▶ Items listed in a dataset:
════
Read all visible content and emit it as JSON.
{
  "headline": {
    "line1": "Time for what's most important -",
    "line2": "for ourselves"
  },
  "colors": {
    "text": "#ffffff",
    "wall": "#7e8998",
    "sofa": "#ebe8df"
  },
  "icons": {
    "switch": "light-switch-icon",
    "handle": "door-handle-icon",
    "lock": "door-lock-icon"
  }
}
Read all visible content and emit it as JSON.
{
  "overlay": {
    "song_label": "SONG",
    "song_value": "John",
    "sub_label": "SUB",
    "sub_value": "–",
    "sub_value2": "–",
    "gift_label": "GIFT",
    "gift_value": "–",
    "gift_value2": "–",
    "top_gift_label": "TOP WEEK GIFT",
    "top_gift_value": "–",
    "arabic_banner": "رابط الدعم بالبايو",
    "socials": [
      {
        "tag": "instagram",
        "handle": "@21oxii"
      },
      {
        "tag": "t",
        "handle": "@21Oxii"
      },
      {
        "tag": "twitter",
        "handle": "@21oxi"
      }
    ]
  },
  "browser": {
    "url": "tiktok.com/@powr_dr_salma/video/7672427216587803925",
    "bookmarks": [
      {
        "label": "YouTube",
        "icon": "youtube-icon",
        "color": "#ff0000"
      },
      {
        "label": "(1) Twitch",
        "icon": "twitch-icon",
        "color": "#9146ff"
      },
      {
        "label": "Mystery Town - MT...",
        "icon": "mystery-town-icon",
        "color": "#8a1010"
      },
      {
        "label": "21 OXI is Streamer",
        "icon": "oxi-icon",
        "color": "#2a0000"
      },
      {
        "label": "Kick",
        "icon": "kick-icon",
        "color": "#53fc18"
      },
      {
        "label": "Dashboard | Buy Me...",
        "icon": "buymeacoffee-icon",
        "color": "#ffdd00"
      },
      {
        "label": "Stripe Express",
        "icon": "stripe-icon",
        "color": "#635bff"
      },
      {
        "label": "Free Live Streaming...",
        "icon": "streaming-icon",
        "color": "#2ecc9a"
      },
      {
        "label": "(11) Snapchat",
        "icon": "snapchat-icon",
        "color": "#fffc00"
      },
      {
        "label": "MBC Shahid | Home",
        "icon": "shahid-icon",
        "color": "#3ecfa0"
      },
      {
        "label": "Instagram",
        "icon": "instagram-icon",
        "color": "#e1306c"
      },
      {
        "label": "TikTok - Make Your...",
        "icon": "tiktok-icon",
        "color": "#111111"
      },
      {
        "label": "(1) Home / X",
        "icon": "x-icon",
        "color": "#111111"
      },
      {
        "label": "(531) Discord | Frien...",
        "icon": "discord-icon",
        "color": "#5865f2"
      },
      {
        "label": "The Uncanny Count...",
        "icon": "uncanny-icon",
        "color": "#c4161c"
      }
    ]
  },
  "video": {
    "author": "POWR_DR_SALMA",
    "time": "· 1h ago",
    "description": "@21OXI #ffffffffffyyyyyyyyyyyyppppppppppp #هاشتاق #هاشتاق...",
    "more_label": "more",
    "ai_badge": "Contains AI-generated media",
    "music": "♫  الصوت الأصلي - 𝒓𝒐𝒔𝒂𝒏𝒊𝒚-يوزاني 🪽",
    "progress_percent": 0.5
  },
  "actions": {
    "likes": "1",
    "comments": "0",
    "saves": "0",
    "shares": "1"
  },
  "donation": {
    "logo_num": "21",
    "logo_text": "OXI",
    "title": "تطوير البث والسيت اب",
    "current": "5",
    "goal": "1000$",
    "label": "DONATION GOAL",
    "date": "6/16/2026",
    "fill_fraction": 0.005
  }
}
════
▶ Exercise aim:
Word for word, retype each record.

▶ Answer section:
Read all visible content and emit it as JSON.
{
  "headline": {
    "line1": "Time for what's most important -",
    "line2": "for ourselves"
  },
  "colors": {
    "text": "#ffffff",
    "wall": "#7e8998",
    "sofa": "#ebe8df"
  },
  "icons": {
    "switch": "light-switch-icon",
    "handle": "door-handle-icon",
    "lock": "door-lock-icon"
  }
}
Read all visible content and emit it as JSON.
{
  "overlay": {
    "song_label": "SONG",
    "song_value": "John",
    "sub_label": "SUB",
    "sub_value": "–",
    "sub_value2": "–",
    "gift_label": "GIFT",
    "gift_value": "–",
    "gift_value2": "–",
    "top_gift_label": "TOP WEEK GIFT",
    "top_gift_value": "–",
    "arabic_banner": "رابط الدعم بالبايو",
    "socials": [
      {
        "tag": "instagram",
        "handle": "@21oxii"
      },
      {
        "tag": "t",
        "handle": "@21Oxii"
      },
      {
        "tag": "twitter",
        "handle": "@21oxi"
      }
    ]
  },
  "browser": {
    "url": "tiktok.com/@powr_dr_salma/video/7672427216587803925",
    "bookmarks": [
      {
        "label": "YouTube",
        "icon": "youtube-icon",
        "color": "#ff0000"
      },
      {
        "label": "(1) Twitch",
        "icon": "twitch-icon",
        "color": "#9146ff"
      },
      {
        "label": "Mystery Town - MT...",
        "icon": "mystery-town-icon",
        "color": "#8a1010"
      },
      {
        "label": "21 OXI is Streamer",
        "icon": "oxi-icon",
        "color": "#2a0000"
      },
      {
        "label": "Kick",
        "icon": "kick-icon",
        "color": "#53fc18"
      },
      {
        "label": "Dashboard | Buy Me...",
        "icon": "buymeacoffee-icon",
        "color": "#ffdd00"
      },
      {
        "label": "Stripe Express",
        "icon": "stripe-icon",
        "color": "#635bff"
      },
      {
        "label": "Free Live Streaming...",
        "icon": "streaming-icon",
        "color": "#2ecc9a"
      },
      {
        "label": "(11) Snapchat",
        "icon": "snapchat-icon",
        "color": "#fffc00"
      },
      {
        "label": "MBC Shahid | Home",
        "icon": "shahid-icon",
        "color": "#3ecfa0"
      },
      {
        "label": "Instagram",
        "icon": "instagram-icon",
        "color": "#e1306c"
      },
      {
        "label": "TikTok - Make Your...",
        "icon": "tiktok-icon",
        "color": "#111111"
      },
      {
        "label": "(1) Home / X",
        "icon": "x-icon",
        "color": "#111111"
      },
      {
        "label": "(531) Discord | Frien...",
        "icon": "discord-icon",
        "color": "#5865f2"
      },
      {
        "label": "The Uncanny Count...",
        "icon": "uncanny-icon",
        "color": "#c4161c"
      }
    ]
  },
  "video": {
    "author": "POWR_DR_SALMA",
    "time": "· 1h ago",
    "description": "@21OXI #ffffffffffyyyyyyyyyyyyppppppppppp #هاشتاق #هاشتاق...",
    "more_label": "more",
    "ai_badge": "Contains AI-generated media",
    "music": "♫  الصوت الأصلي - 𝒓𝒐𝒔𝒂𝒏𝒊𝒚-يوزاني 🪽",
    "progress_percent": 0.5
  },
  "actions": {
    "likes": "1",
    "comments": "0",
    "saves": "0",
    "shares": "1"
  },
  "donation": {
    "logo_num": "21",
    "logo_text": "OXI",
    "title": "تطوير البث والسيت اب",
    "current": "5",
    "goal": "1000$",
    "label": "DONATION GOAL",
    "date": "6/16/2026",
    "fill_fraction": 0.005
  }
}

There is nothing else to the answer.